BEGIN Record set
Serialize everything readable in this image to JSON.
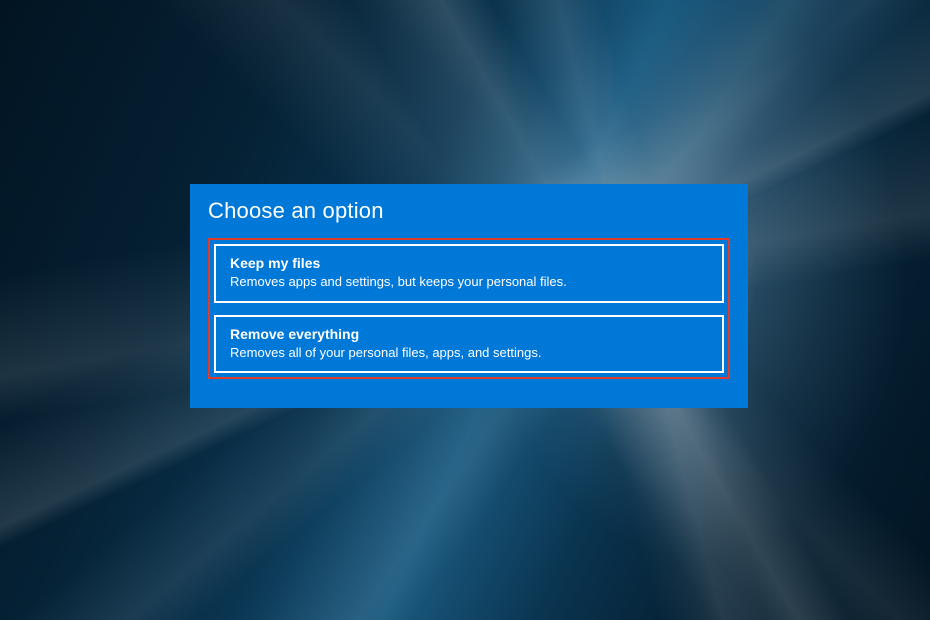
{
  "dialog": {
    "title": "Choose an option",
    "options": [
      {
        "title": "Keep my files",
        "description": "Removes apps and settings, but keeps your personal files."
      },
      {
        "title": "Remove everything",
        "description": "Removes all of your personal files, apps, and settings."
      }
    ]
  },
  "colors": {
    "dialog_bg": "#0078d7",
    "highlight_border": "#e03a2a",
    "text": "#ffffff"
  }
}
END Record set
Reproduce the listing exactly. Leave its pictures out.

Serialize everything readable in this image to JSON.
{
  "dialog": {
    "title": "Choose an option",
    "options": [
      {
        "title": "Keep my files",
        "description": "Removes apps and settings, but keeps your personal files."
      },
      {
        "title": "Remove everything",
        "description": "Removes all of your personal files, apps, and settings."
      }
    ]
  },
  "colors": {
    "dialog_bg": "#0078d7",
    "highlight_border": "#e03a2a",
    "text": "#ffffff"
  }
}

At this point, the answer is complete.